Perhaps it’s the popularity of television shows such as “Pawn Stars,” but more and more people are viewing collecting as an easy, fun and lucrative way to invest. “Pawn Stars” chronicles the ups and downs of a family that owns a large shop in Las Vegas. People who bought an old gun at a flea market for $10 routinely walk into the store and demand 20 times their purchase price to sell.
The process could not appear to be easier: hunt around for bargains in the collectibles market and then re-sell them for monstrous profits. On “Pawn Stars,” people rarely get what they sought for their precious artifact, but they almost always make a handsome profit.
Yet, the question remains, is collecting a sound way to accumulate investment riches? Is it a good long term investment strategy? Can you make a small fortune by gobbling up coins, art, baseball cards, antique guitars and the like by reselling them on eBay for 10 times their cost? The jury is still out. Here’s what you need to know about collecting as an investment strategy:
- Collecting regularly grows in popularity whenever the stock market is unstable and minimally profitable. There is always an upsurge in hard assets such as gold, silver and collectibles at such times. People believe that the collectible market prices will rise more quickly than those of stocks and bonds in a stagnant market. In some cases, they are correct, but be aware that hundreds of thousands, if not millions, of people have the same idea that you do: scour flea markets in search of treasure every weekend, then re-sell to a true collector online.
- The collectibles market is not regulated, so transaction costs can soar, especially as collectibles are sold at auction, which they often are. If a collectible owner cannot get what s/he is seeking online, many turn to public auctions, which can lead to a significant decrease in return as the auction house takes up to a 25% cut.
- Another issue in the collectibles market is its volatility and opaque nature. Unlike the stock market, which divulges plenty of public information about what people are paying for certain shares, the collectibles market is much more private and shady, with most items sold to private parties or sold at auction. This severely limits the amount of public information on prices. That’s why the owners of the shop in “Pawn Stars” regularly have to call in specialists to determine the true values of old guns and clocks. If you do not have access to such a stable of experts, you could face great danger when it comes time to sell your item(s).
- Players in the collectibles market also have no idea how many bidders they can get for their items that are sold at auction, thus limiting the fluidity of the market and leading to huge fluctuations of price from year to year and even region to region.
- It can be far harder to forecast the trends in the collectibles market. Many crazes last only for a short time (remember Cabbage Patch Dolls?). Individual tastes govern the market to a large degree, and we all know how fickle those can be. If you think bubbles and bursts govern the traditional market, wait until you see the next Beanie Baby rise and fall. There is no other way to describe the collectibles market other than “high risk.”
- The IRS considers collectibles as collectibles, not as a long term investment, and it taxes appropriately.

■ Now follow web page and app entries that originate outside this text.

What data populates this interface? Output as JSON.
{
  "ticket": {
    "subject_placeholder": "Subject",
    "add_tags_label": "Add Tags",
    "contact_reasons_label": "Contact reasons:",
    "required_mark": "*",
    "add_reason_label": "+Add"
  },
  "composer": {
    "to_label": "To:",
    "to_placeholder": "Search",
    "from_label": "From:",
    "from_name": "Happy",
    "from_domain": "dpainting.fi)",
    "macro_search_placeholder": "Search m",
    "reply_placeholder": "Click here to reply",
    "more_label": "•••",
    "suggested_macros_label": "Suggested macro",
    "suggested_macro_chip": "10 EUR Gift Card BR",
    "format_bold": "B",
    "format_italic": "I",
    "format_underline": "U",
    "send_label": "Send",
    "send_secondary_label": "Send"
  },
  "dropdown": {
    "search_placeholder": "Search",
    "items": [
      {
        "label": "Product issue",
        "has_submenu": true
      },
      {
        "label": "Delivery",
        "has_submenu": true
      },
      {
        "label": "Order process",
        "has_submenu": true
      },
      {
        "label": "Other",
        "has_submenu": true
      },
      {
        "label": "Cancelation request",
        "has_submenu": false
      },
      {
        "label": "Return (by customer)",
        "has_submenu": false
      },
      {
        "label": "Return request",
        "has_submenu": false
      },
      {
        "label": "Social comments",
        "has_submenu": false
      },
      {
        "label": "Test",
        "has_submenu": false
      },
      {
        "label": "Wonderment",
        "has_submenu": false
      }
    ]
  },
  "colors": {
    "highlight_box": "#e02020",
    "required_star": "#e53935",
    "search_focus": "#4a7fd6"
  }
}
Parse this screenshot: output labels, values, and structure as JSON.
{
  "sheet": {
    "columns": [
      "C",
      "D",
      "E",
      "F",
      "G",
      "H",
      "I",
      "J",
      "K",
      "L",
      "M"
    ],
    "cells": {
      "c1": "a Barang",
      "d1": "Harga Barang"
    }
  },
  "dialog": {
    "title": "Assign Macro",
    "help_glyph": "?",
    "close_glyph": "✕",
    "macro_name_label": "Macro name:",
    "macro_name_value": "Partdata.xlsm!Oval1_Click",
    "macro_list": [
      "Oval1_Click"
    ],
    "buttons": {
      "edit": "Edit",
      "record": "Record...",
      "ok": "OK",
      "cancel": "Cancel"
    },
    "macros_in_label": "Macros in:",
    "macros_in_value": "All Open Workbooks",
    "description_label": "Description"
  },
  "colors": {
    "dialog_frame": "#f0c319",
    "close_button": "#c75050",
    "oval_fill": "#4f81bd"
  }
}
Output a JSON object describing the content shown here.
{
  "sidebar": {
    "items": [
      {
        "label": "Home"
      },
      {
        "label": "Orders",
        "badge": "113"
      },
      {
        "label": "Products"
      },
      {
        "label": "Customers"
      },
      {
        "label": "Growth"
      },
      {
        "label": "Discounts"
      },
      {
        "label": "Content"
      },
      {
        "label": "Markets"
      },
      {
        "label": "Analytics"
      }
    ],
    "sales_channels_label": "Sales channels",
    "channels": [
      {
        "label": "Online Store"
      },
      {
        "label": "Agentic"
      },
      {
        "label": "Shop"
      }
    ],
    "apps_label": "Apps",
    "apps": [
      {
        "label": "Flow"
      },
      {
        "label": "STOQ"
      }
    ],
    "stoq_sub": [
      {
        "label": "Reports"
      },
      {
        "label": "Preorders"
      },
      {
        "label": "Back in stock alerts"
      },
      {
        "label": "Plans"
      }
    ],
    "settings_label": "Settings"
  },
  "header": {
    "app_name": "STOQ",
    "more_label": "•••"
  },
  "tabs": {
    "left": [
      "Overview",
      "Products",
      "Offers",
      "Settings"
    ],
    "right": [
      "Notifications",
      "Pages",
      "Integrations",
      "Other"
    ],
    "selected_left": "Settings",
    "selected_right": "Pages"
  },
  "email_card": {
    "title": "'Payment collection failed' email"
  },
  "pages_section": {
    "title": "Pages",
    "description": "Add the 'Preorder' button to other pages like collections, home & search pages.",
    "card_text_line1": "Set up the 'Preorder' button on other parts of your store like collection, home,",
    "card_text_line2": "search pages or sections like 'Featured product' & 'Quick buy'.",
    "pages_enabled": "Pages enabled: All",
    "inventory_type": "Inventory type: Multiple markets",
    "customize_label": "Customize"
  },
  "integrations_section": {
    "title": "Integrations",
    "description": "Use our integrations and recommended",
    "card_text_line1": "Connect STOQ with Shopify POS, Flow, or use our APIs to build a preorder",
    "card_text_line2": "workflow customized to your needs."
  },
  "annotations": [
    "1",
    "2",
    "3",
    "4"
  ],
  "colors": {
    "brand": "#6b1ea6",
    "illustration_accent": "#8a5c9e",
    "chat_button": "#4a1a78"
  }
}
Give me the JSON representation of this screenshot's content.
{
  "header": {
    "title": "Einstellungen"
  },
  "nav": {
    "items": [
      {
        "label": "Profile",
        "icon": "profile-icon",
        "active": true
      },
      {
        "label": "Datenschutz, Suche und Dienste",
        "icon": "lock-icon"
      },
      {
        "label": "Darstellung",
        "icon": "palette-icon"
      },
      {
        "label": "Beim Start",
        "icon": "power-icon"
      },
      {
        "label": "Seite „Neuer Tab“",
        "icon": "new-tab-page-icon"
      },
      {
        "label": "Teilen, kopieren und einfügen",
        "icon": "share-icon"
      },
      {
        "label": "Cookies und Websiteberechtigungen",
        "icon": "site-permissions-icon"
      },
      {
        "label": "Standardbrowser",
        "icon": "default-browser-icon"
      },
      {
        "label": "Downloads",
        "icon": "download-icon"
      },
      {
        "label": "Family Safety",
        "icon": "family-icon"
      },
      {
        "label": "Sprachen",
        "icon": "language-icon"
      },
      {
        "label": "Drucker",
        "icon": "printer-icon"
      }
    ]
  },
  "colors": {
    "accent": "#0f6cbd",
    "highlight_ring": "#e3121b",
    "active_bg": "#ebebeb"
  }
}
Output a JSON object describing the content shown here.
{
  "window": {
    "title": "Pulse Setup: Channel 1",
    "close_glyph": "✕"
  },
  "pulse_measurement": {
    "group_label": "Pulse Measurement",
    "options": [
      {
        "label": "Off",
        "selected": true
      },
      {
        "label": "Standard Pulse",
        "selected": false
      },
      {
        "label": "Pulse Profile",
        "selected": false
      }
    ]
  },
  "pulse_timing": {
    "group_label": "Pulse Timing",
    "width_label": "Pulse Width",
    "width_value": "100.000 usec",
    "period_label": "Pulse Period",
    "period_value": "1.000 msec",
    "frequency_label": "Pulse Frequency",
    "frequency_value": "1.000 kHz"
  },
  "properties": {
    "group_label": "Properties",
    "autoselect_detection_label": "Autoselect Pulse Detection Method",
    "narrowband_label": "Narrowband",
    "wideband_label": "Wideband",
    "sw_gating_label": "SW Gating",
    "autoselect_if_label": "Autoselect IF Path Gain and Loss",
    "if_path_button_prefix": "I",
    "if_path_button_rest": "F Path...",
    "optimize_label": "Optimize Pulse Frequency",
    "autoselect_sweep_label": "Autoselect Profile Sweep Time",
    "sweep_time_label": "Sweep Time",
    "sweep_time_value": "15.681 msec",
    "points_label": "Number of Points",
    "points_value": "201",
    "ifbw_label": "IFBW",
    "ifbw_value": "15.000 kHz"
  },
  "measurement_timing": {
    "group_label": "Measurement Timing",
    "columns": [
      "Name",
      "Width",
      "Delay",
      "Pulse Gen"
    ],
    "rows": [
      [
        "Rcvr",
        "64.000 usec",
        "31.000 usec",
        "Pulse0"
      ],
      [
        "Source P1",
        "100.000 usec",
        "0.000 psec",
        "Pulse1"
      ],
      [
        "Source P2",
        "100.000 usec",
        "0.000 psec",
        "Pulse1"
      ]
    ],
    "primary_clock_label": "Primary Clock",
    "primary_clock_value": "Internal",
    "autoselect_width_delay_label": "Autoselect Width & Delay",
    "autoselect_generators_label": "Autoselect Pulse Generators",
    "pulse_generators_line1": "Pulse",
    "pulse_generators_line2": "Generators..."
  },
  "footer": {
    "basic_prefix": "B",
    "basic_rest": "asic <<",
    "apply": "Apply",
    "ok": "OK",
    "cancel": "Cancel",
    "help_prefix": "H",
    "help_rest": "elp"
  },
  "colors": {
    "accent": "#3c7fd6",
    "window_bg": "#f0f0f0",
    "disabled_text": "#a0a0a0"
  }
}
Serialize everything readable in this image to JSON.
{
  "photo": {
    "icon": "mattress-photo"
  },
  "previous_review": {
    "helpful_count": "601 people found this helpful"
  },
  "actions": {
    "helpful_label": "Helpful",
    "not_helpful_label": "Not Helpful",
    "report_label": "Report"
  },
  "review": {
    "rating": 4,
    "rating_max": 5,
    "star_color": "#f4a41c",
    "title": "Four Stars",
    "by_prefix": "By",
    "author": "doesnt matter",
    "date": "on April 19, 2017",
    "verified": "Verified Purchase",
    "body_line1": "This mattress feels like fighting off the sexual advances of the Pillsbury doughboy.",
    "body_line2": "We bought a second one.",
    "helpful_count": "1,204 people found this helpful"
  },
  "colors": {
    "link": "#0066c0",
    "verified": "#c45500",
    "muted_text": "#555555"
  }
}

Collectible taxes are 28%, not the 15% levied on capital gains. If you hold the collectible for less than a year, you pay normal income tax on it, which could range as high as 35%. This IRS statute covers works of art, rugs and antiques, metals and gems, stamps and coins, alcoholic beverages and any other specified personal property.
In conclusion, most advisors tell collectors to do it for fun, not for a long term investment. The collectibles market is simply too high risk and volatile to be called a sound investment strategy. If you buy the next hyped toy at the right time, you could make a lot of money, just don’t be surprised if it is almost worthless a few months later.